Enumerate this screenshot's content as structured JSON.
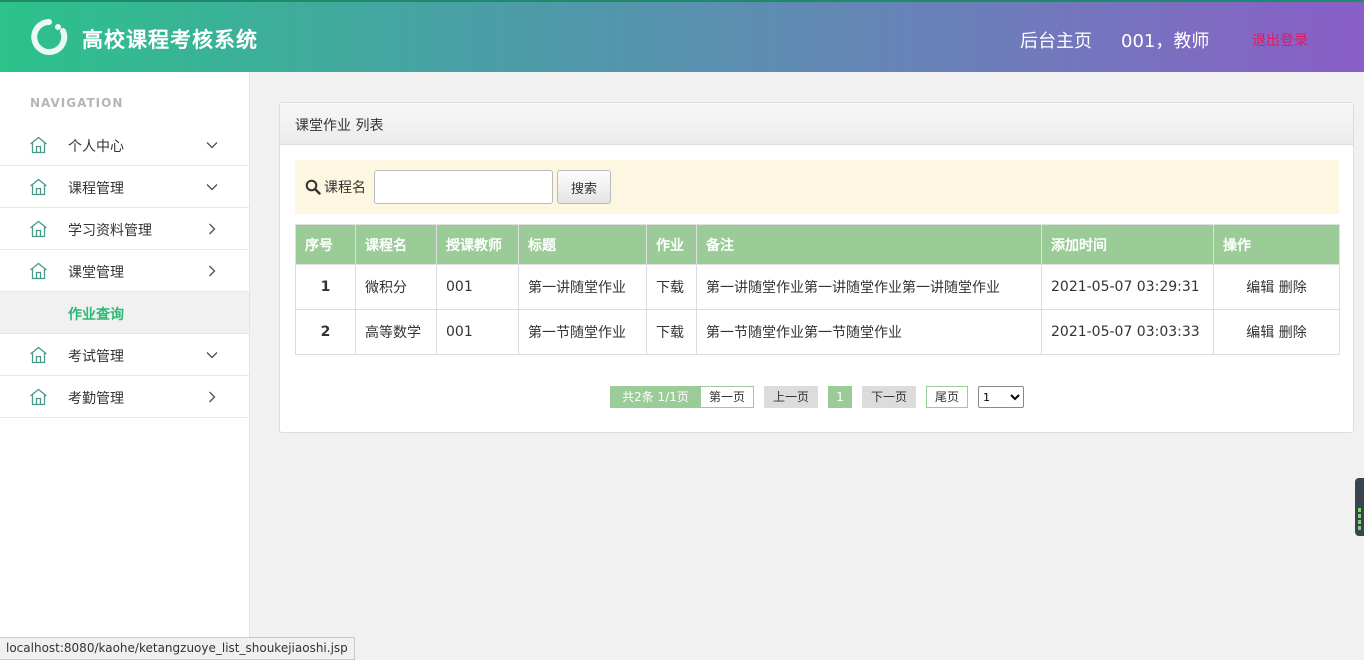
{
  "header": {
    "app_title": "高校课程考核系统",
    "home_link": "后台主页",
    "user": "001，教师",
    "logout": "退出登录",
    "accent_color": "#2cc28a"
  },
  "sidebar": {
    "heading": "NAVIGATION",
    "items": [
      {
        "label": "个人中心",
        "icon": "home-icon",
        "chevron": "chevron-down-icon"
      },
      {
        "label": "课程管理",
        "icon": "home-icon",
        "chevron": "chevron-down-icon"
      },
      {
        "label": "学习资料管理",
        "icon": "home-icon",
        "chevron": "chevron-right-icon"
      },
      {
        "label": "课堂管理",
        "icon": "home-icon",
        "chevron": "chevron-right-icon"
      },
      {
        "label": "考试管理",
        "icon": "home-icon",
        "chevron": "chevron-down-icon"
      },
      {
        "label": "考勤管理",
        "icon": "home-icon",
        "chevron": "chevron-right-icon"
      }
    ],
    "active_sub": "作业查询",
    "active_color": "#2cb877"
  },
  "panel": {
    "title": "课堂作业 列表"
  },
  "search": {
    "label": "课程名",
    "value": "",
    "placeholder": "",
    "button": "搜索"
  },
  "table": {
    "columns": [
      "序号",
      "课程名",
      "授课教师",
      "标题",
      "作业",
      "备注",
      "添加时间",
      "操作"
    ],
    "rows": [
      {
        "idx": "1",
        "course": "微积分",
        "teacher": "001",
        "title": "第一讲随堂作业",
        "file": "下载",
        "note": "第一讲随堂作业第一讲随堂作业第一讲随堂作业",
        "time": "2021-05-07 03:29:31",
        "edit": "编辑",
        "del": "删除"
      },
      {
        "idx": "2",
        "course": "高等数学",
        "teacher": "001",
        "title": "第一节随堂作业",
        "file": "下载",
        "note": "第一节随堂作业第一节随堂作业",
        "time": "2021-05-07 03:03:33",
        "edit": "编辑",
        "del": "删除"
      }
    ],
    "header_color": "#9bcc98"
  },
  "pager": {
    "info": "共2条 1/1页",
    "first": "第一页",
    "prev": "上一页",
    "current": "1",
    "next": "下一页",
    "last": "尾页",
    "select_value": "1"
  },
  "statusbar": {
    "url": "localhost:8080/kaohe/ketangzuoye_list_shoukejiaoshi.jsp"
  }
}
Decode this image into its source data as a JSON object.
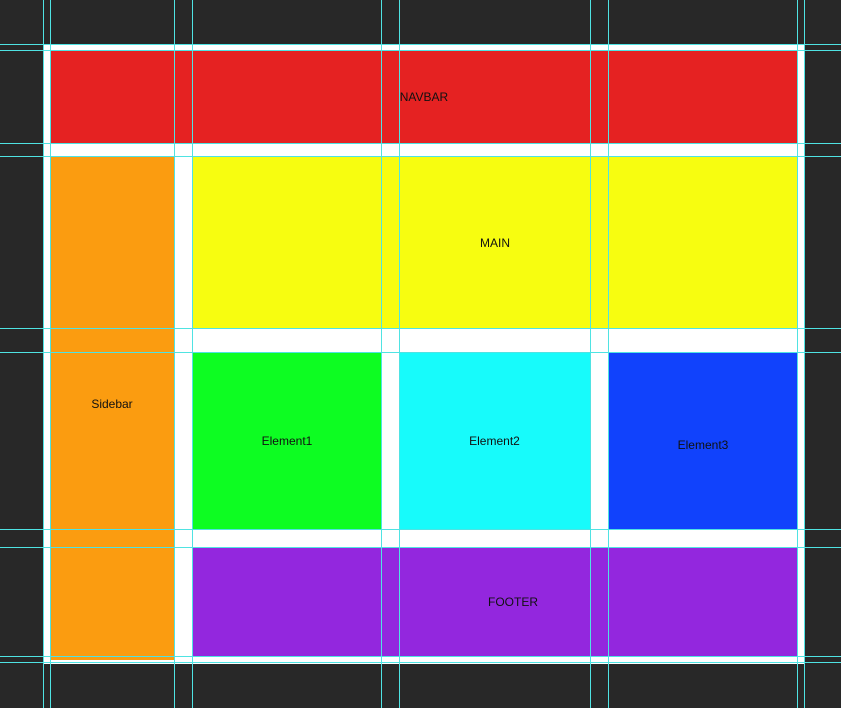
{
  "layout": {
    "navbar": {
      "label": "NAVBAR",
      "color": "#e52222"
    },
    "sidebar": {
      "label": "Sidebar",
      "color": "#fb9c10"
    },
    "main": {
      "label": "MAIN",
      "color": "#f7fd10"
    },
    "elements": [
      {
        "label": "Element1",
        "color": "#0dfd22"
      },
      {
        "label": "Element2",
        "color": "#17fbfb"
      },
      {
        "label": "Element3",
        "color": "#1142fc"
      }
    ],
    "footer": {
      "label": "FOOTER",
      "color": "#9327de"
    }
  },
  "colors": {
    "background": "#282828",
    "canvas": "#ffffff",
    "guides": "#4fe3e3"
  }
}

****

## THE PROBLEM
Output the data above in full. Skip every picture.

## EXERCISE ANSWER
Enumerate this screenshot's content as structured JSON.
{
  "header": {
    "app_title": "高校课程考核系统",
    "home_link": "后台主页",
    "user": "001，教师",
    "logout": "退出登录",
    "accent_color": "#2cc28a"
  },
  "sidebar": {
    "heading": "NAVIGATION",
    "items": [
      {
        "label": "个人中心",
        "icon": "home-icon",
        "chevron": "chevron-down-icon"
      },
      {
        "label": "课程管理",
        "icon": "home-icon",
        "chevron": "chevron-down-icon"
      },
      {
        "label": "学习资料管理",
        "icon": "home-icon",
        "chevron": "chevron-right-icon"
      },
      {
        "label": "课堂管理",
        "icon": "home-icon",
        "chevron": "chevron-right-icon"
      },
      {
        "label": "考试管理",
        "icon": "home-icon",
        "chevron": "chevron-down-icon"
      },
      {
        "label": "考勤管理",
        "icon": "home-icon",
        "chevron": "chevron-right-icon"
      }
    ],
    "active_sub": "作业查询",
    "active_color": "#2cb877"
  },
  "panel": {
    "title": "课堂作业 列表"
  },
  "search": {
    "label": "课程名",
    "value": "",
    "placeholder": "",
    "button": "搜索"
  },
  "table": {
    "columns": [
      "序号",
      "课程名",
      "授课教师",
      "标题",
      "作业",
      "备注",
      "添加时间",
      "操作"
    ],
    "rows": [
      {
        "idx": "1",
        "course": "微积分",
        "teacher": "001",
        "title": "第一讲随堂作业",
        "file": "下载",
        "note": "第一讲随堂作业第一讲随堂作业第一讲随堂作业",
        "time": "2021-05-07 03:29:31",
        "edit": "编辑",
        "del": "删除"
      },
      {
        "idx": "2",
        "course": "高等数学",
        "teacher": "001",
        "title": "第一节随堂作业",
        "file": "下载",
        "note": "第一节随堂作业第一节随堂作业",
        "time": "2021-05-07 03:03:33",
        "edit": "编辑",
        "del": "删除"
      }
    ],
    "header_color": "#9bcc98"
  },
  "pager": {
    "info": "共2条 1/1页",
    "first": "第一页",
    "prev": "上一页",
    "current": "1",
    "next": "下一页",
    "last": "尾页",
    "select_value": "1"
  },
  "statusbar": {
    "url": "localhost:8080/kaohe/ketangzuoye_list_shoukejiaoshi.jsp"
  }
}
Decode this image into its source data as a JSON object.
{
  "layout": {
    "navbar": {
      "label": "NAVBAR",
      "color": "#e52222"
    },
    "sidebar": {
      "label": "Sidebar",
      "color": "#fb9c10"
    },
    "main": {
      "label": "MAIN",
      "color": "#f7fd10"
    },
    "elements": [
      {
        "label": "Element1",
        "color": "#0dfd22"
      },
      {
        "label": "Element2",
        "color": "#17fbfb"
      },
      {
        "label": "Element3",
        "color": "#1142fc"
      }
    ],
    "footer": {
      "label": "FOOTER",
      "color": "#9327de"
    }
  },
  "colors": {
    "background": "#282828",
    "canvas": "#ffffff",
    "guides": "#4fe3e3"
  }
}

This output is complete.